But that probably won't deter record crowds from descending on the National Mall on Tuesday, Jan. 20, when Obama is sworn in as the 44th president. Officials predict the event, which follows Monday's Martin Luther King Jr. holiday, will far exceed the largest previous gathering on the Mall: 1.2 million at Lyndon Johnson's inauguration in 1965.
Festivities include the Inauguration Day parade, swearing-in ceremony and various official and unofficial Inaugural Balls. All except the parade require tickets. The number of parade-route bleacher seats (which also require tickets) have been greatly reduced from the 2004 inauguration to allow more standing room for the ticketless masses. Additional standing room may be opened on the Mall east of the Washington Monument, with giant TV screens positioned along the parade route and Mall to give a better view of the action.
The situation could change — Obama's inaugural committee hasn't even been formed yet. But if you're hoping to witness history, make plans now. And don't forget your woolies: January is the city's coldest month, with an average high of 42 and low of 27. Some specifics:
Members of Congress have 240,000 free tickets to dispense for the swearing-in ceremony, but most have been besieged by queries. Some offices have stopped taking requests; others are planning lotteries. Tickets won't be released until days before the event and must be picked up in person. Sites such as eBay and StubHub have agreed to ban ticket reselling, and California Sen. Dianne Feinstein sponsored legislation to make such sales a federal crime. (Information: inaugural.senate.gov.)
If you have $70,000 to burn for four nights in a swank hotel, you're in luck.

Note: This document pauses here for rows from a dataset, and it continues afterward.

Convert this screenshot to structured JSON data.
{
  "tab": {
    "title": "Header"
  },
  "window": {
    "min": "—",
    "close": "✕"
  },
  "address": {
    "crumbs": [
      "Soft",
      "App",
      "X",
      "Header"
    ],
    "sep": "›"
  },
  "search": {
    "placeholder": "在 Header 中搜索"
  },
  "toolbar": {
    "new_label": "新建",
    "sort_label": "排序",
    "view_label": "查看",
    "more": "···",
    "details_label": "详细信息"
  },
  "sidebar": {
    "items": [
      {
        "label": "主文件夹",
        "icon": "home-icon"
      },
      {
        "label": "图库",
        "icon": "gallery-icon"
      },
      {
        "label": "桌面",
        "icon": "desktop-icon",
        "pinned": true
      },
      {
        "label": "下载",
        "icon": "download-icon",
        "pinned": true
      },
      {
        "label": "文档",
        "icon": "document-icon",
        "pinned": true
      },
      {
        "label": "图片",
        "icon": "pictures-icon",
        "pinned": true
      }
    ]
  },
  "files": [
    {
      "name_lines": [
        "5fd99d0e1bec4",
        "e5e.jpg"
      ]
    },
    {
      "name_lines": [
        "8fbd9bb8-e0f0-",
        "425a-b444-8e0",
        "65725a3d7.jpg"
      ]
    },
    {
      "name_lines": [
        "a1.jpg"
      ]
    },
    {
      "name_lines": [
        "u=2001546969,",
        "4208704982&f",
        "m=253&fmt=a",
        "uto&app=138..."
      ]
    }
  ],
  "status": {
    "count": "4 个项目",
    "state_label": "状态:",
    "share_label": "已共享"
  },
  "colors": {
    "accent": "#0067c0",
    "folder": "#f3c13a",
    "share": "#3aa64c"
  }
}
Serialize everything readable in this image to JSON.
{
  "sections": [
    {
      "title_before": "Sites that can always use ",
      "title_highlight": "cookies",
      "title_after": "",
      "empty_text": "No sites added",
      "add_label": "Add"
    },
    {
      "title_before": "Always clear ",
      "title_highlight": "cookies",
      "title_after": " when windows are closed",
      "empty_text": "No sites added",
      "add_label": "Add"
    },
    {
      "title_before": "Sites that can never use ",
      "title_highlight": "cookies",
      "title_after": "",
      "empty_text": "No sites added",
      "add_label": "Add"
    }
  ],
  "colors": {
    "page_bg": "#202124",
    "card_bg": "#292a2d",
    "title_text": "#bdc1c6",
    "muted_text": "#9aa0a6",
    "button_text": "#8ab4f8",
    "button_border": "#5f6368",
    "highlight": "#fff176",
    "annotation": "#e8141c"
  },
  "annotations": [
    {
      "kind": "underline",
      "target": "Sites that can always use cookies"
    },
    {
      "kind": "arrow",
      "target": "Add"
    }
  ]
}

The Park Hyatt Washington's "American Talents" package is still available. But its plain old $899-a-night rooms are sold out, as are many Washington-area lodgings.
Tourism officials expect some inventory to become available as blocked rooms are released, but that will happen on a rolling basis. Best to check directly with hotels (as opposed to online booking sites) and expect four-night minimum stays and rates averaging $500 a night at closer-in hotels. Rates, restrictions and availability ease somewhat in the suburbs and beyond. But some hotels in cities as far away as Richmond, Va., and York, Pa., both about two hours away, report sold-out reservations.
"We didn't have time to boost the rates, they went so quickly," says Katie Landis of the York Holiday Inn Express, where Internet rates around the inauguration started at $120.
Area residents are opening their doors to out-of-towners. For a price.
Washington listings on Viscape.com, a new vacation rental/social networking site, have gone from two to about 50, ranging from $82 to $3,300 a night. Another rental site, AirBedandBreakfast.com, features inauguration listings on its home page — 53 as of this week, ranging from $10 a night for a couch in suburban Silver Spring, Md., to $3,000 a night for a two-bedroom D.C. apartment three blocks from a Metro stop.